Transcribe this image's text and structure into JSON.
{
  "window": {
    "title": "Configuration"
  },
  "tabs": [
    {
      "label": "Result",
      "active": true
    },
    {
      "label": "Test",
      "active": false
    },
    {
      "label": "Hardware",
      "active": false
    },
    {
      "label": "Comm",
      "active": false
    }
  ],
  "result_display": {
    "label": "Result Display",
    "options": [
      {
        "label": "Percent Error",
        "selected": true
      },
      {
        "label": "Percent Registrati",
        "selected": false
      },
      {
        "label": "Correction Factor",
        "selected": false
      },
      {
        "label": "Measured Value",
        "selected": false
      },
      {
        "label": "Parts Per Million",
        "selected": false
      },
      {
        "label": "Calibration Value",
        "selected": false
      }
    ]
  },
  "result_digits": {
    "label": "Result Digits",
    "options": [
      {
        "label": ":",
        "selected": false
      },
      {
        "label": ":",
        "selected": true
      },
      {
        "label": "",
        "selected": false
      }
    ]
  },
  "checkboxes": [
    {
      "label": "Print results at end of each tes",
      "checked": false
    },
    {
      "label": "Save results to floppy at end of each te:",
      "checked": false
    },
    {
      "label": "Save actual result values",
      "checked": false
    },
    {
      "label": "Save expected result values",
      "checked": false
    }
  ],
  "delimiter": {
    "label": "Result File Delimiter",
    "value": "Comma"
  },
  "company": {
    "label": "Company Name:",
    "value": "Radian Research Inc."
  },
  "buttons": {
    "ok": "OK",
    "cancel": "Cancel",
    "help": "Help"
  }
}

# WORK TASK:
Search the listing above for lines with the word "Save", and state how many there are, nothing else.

# EXERCISE ANSWER:
3